Ombudsman receives HSE report into Roma children controversy
Gardaí and social workers face inquiry over their role in handling of cases
Ombudsman for Children Emily Logan , and Dr Niall Muldoon, director of investigations. Ms Logan was given special powers to investigate An Garda’s role in the handling of two cases in which children were removed from Roma families. Photograph: Eric Luke /The Irish Times
Gardaí and social workers are likely to be interviewed soon as part of an independent inquiry into the State’s handling of two cases in which children were removed from Roma families.
Ombudsman for Children Emily Logan yesterday received an internal report from the HSE over its role in the case and is due to receive a report from the Garda Commissioner soon. A spokeswoman declined to comment on the contents of any of the reports.
Ms Logan, who has been given special powers to investigate the force’s role in the handling of the cases, is heading up the independent inquiry into the controversy.
In both cases, two children who had fair hair and blue eyes were taken into care on the apparent basis they did not resemble their parents.
Tests later confirmed they were the parents’ biological children and they were returned to their families.
Ordinarily, Ms Logan’s remit would be confined to the HSE’s role in the cases. However, under provisions of the Criminal Justice Act, Minister for Justice Alan Shatter has expanded her authority to include the Garda’s handling of the cases.
Yesterday, Mr Shatter said it was necessary under the legislation to draw up terms of reference for the inquiry and to ensure the terms of reference were “appropriate”.
In a statement, the Department of Justice said this process was now under way and Mr Shatter hoped to finalise the terms of reference and provide Ms Logan with the Garda’s internal reports shortly.
“In the circumstances, it would not be appropriate to make any further comment on what the reports from the Garda Commissioner contain,” the statement added.
The terms of reference are likely to focus on what information was available to State authorities at the time the children were removed from their families; whether childcare laws were properly used; and if there are any recommendations on necessary changes in law or protocols.
Mr Shatter said in recent days the inquiry should also focus on how information regarding both cases ended up being passed to the media.
“It is a matter of concern that these matters concerning two children appeared in newspapers in the context of an issue that, under the childcare legislation, should be dealt with confidentially,” he told the Dáil in recent days.
“That is one of the matters that I will be asking the Ombudsman for Children to look into.”

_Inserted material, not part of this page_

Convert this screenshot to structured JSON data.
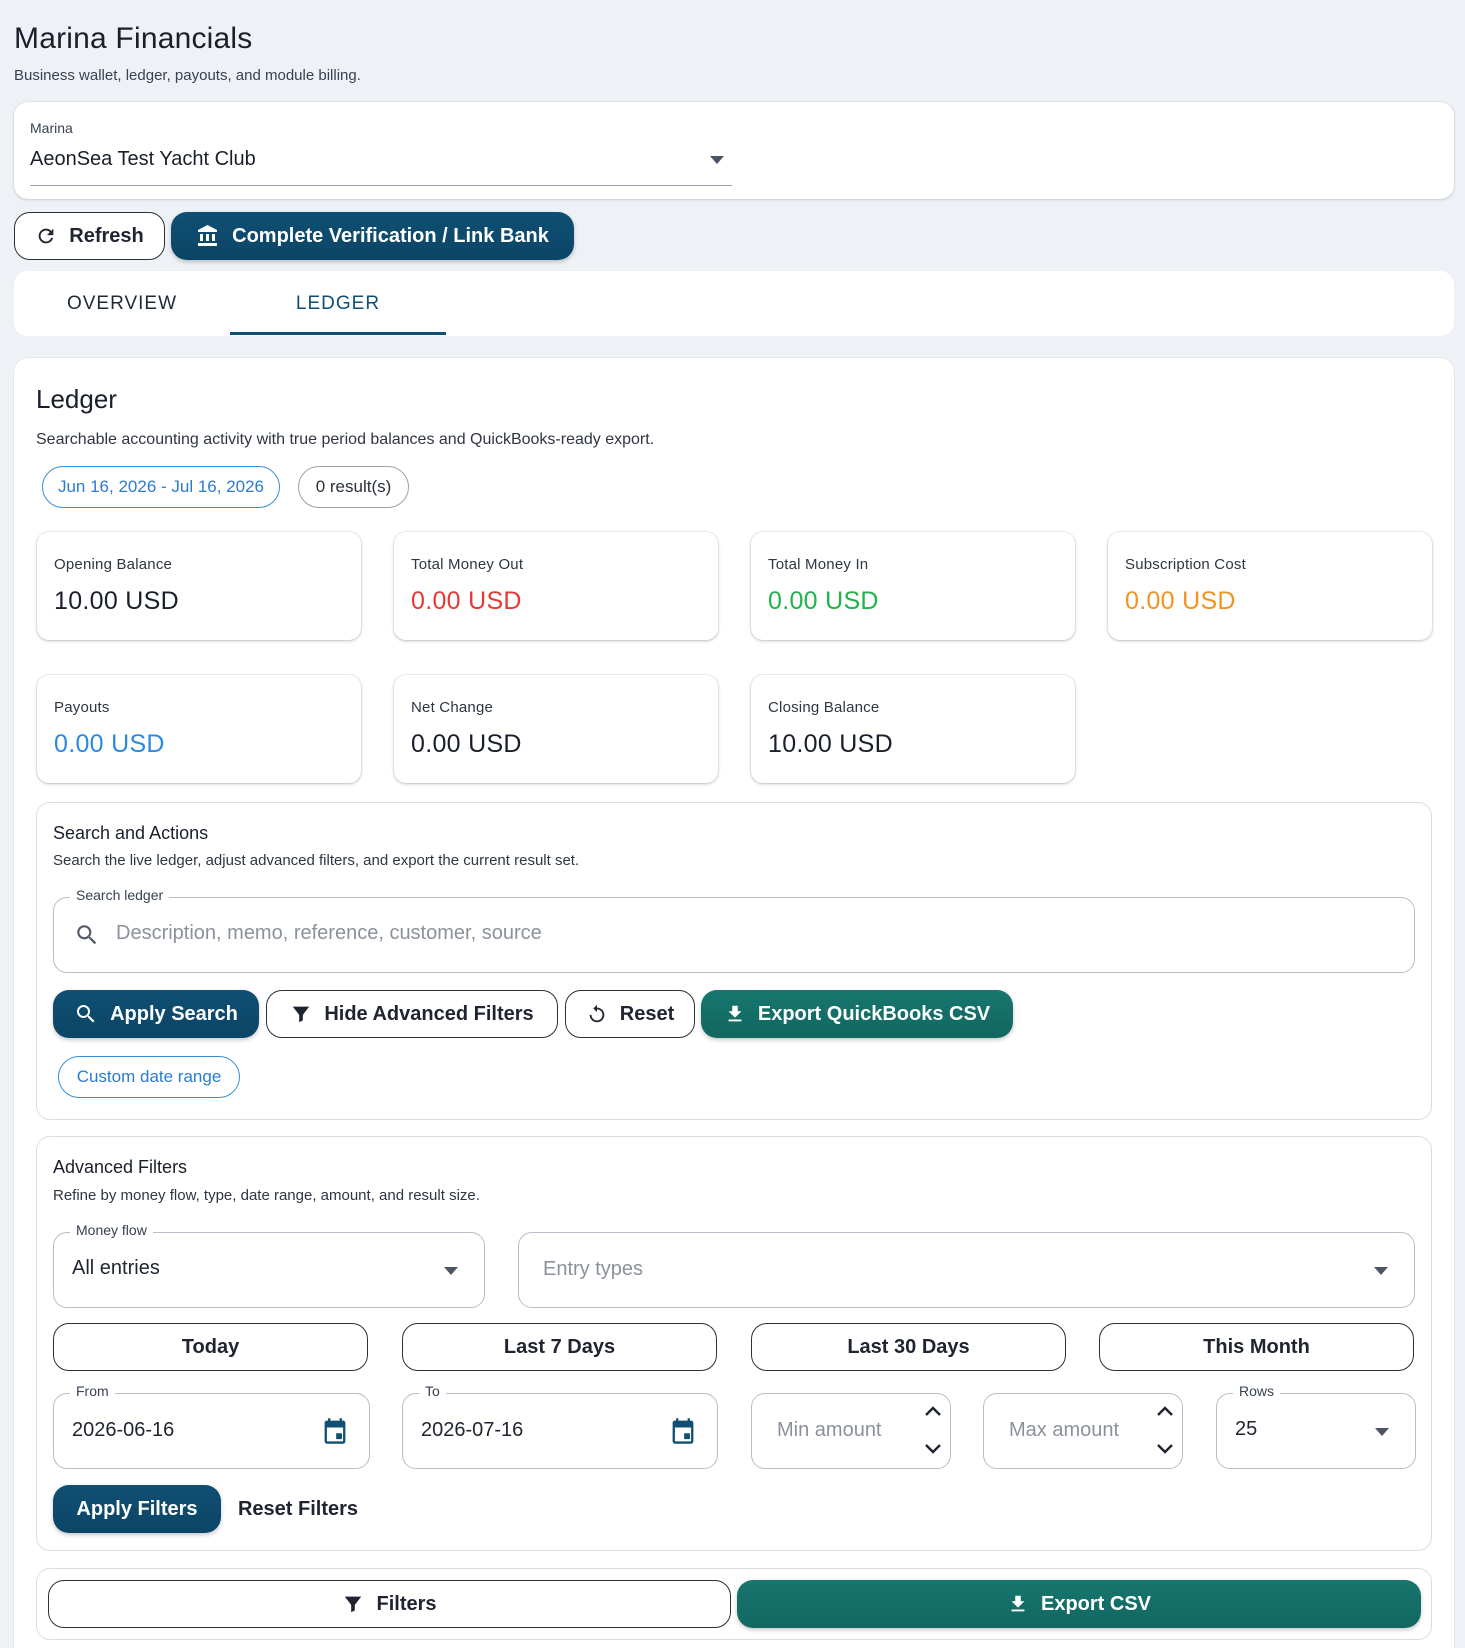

Ms Logan said recently that additional powers to investigate the Garda’s role were necessary to conduct a thorough investigation.
“As always, I intend to conduct an independent, impartial investigation from first principles.
“I will not be rubber-stamping the reports of other agencies.”